IRVING, Texas -- Over the last few days the Cowboys have done what Mel Kiper, Todd McShay and every other draft guru does at this time of year: conduct mock drafts.
The Cowboys, and every other team, want to go through all kinds of scenarios so when they are on the clock for real they will have already played it out before the draft started.
In 2007 the Cowboys went through a mock draft in which quarterback Brady Quinn fell to them. They knew Tony Romo was their quarterback, even after just 10 regular-season starts at the time, but played out a scenario in which Quinn fell to them. Would they take Quinn? Would they trade back?
When Quinn did fall, the Cowboys knew what to get in return for a trade down. Cleveland complied and the Cowboys had two first-round picks in 2008.
On Wednesday, Jones said the team played through a scenario in which they traded up from No. 14 to get a player they wanted if there is a run on the handful of players they expected to be there when they picked. Undoubtedly they went through the other end of the story, too, in which all of their guys are gone.
“I don’t want to get into our strategy, but we have done that exercise and in essence said, ‘How many guys we got up there that would cause us to go up?’” Jones said. “And we spent quite a bit of time on that exercise. Again it’s according to the cost. According to how big it is. You get a situation, as you know, where you can move up one or two places that there is a real value that they give you just to swap a couple of spots with you. That’s hard to up there early, but, yes, that it is a possibility. I don’t want to say one player, but there are players we would go for.”

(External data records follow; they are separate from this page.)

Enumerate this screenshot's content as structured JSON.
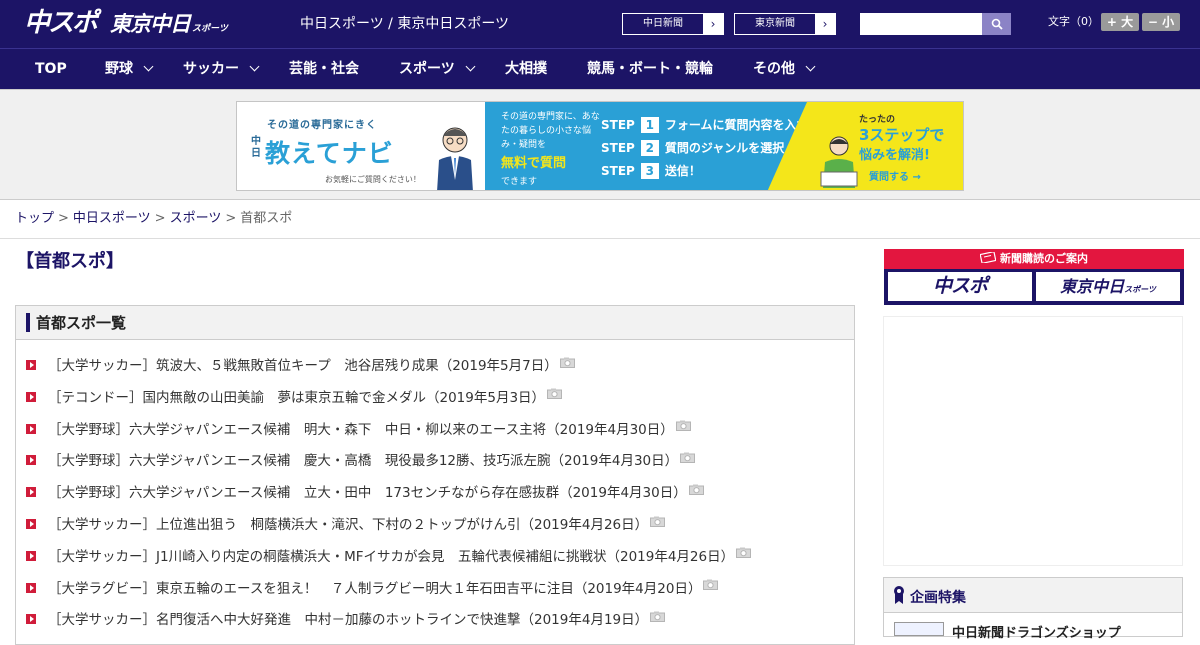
{
  "header": {
    "logo_primary": "中スポ",
    "logo_secondary": "東京中日",
    "logo_secondary_small": "スポーツ",
    "site_title": "中日スポーツ / 東京中日スポーツ",
    "paper_links": [
      {
        "label": "中日新聞",
        "arrow": "›"
      },
      {
        "label": "東京新聞",
        "arrow": "›"
      }
    ],
    "search": {
      "value": "",
      "placeholder": ""
    },
    "font_size": {
      "label": "文字（0）",
      "larger": "+ 大",
      "smaller": "− 小"
    }
  },
  "nav": {
    "items": [
      {
        "label": "TOP",
        "dropdown": false
      },
      {
        "label": "野球",
        "dropdown": true
      },
      {
        "label": "サッカー",
        "dropdown": true
      },
      {
        "label": "芸能・社会",
        "dropdown": false
      },
      {
        "label": "スポーツ",
        "dropdown": true
      },
      {
        "label": "大相撲",
        "dropdown": false
      },
      {
        "label": "競馬・ボート・競輪",
        "dropdown": false
      },
      {
        "label": "その他",
        "dropdown": true
      }
    ]
  },
  "banner": {
    "subtitle": "その道の専門家にきく",
    "prefix": "中日",
    "title": "教えてナビ",
    "small": "お気軽にご質問ください！",
    "desc": "その道の専門家に、あなたの暮らしの小さな悩み・疑問を",
    "free": "無料で質問",
    "desc2": "できます",
    "step_word": "STEP",
    "steps": [
      {
        "no": "1",
        "text": "フォームに質問内容を入力"
      },
      {
        "no": "2",
        "text": "質問のジャンルを選択"
      },
      {
        "no": "3",
        "text": "送信！"
      }
    ],
    "y_line1": "たったの",
    "y_line2": "3ステップで",
    "y_line3": "悩みを解消!",
    "y_button": "質問する →"
  },
  "breadcrumb": {
    "items": [
      "トップ",
      "中日スポーツ",
      "スポーツ"
    ],
    "current": "首都スポ",
    "sep": ">"
  },
  "main": {
    "page_title": "【首都スポ】",
    "list_title": "首都スポ一覧",
    "articles": [
      "［大学サッカー］筑波大、５戦無敗首位キープ　池谷居残り成果（2019年5月7日）",
      "［テコンドー］国内無敵の山田美諭　夢は東京五輪で金メダル（2019年5月3日）",
      "［大学野球］六大学ジャパンエース候補　明大・森下　中日・柳以来のエース主将（2019年4月30日）",
      "［大学野球］六大学ジャパンエース候補　慶大・高橋　現役最多12勝、技巧派左腕（2019年4月30日）",
      "［大学野球］六大学ジャパンエース候補　立大・田中　173センチながら存在感抜群（2019年4月30日）",
      "［大学サッカー］上位進出狙う　桐蔭横浜大・滝沢、下村の２トップがけん引（2019年4月26日）",
      "［大学サッカー］J1川崎入り内定の桐蔭横浜大・MFイサカが会見　五輪代表候補組に挑戦状（2019年4月26日）",
      "［大学ラグビー］東京五輪のエースを狙え！　７人制ラグビー明大１年石田吉平に注目（2019年4月20日）",
      "［大学サッカー］名門復活へ中大好発進　中村－加藤のホットラインで快進撃（2019年4月19日）"
    ]
  },
  "sidebar": {
    "subscribe_title": "新聞購読のご案内",
    "subscribe_logo1": "中スポ",
    "subscribe_logo2": "東京中日",
    "subscribe_logo2_small": "スポーツ",
    "feature_title": "企画特集",
    "feature_item": "中日新聞ドラゴンズショップ"
  },
  "colors": {
    "navy": "#1c1466",
    "accent_red": "#e3163f",
    "banner_blue": "#2aa0d6",
    "banner_yellow": "#f4e61a"
  }
}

Teams usually take their in-house mock drafts through three rounds because, as Jason Garrett said Wednesday, you’re picking starters (or eventual starters) in those rounds and want to have a feel for what will be available.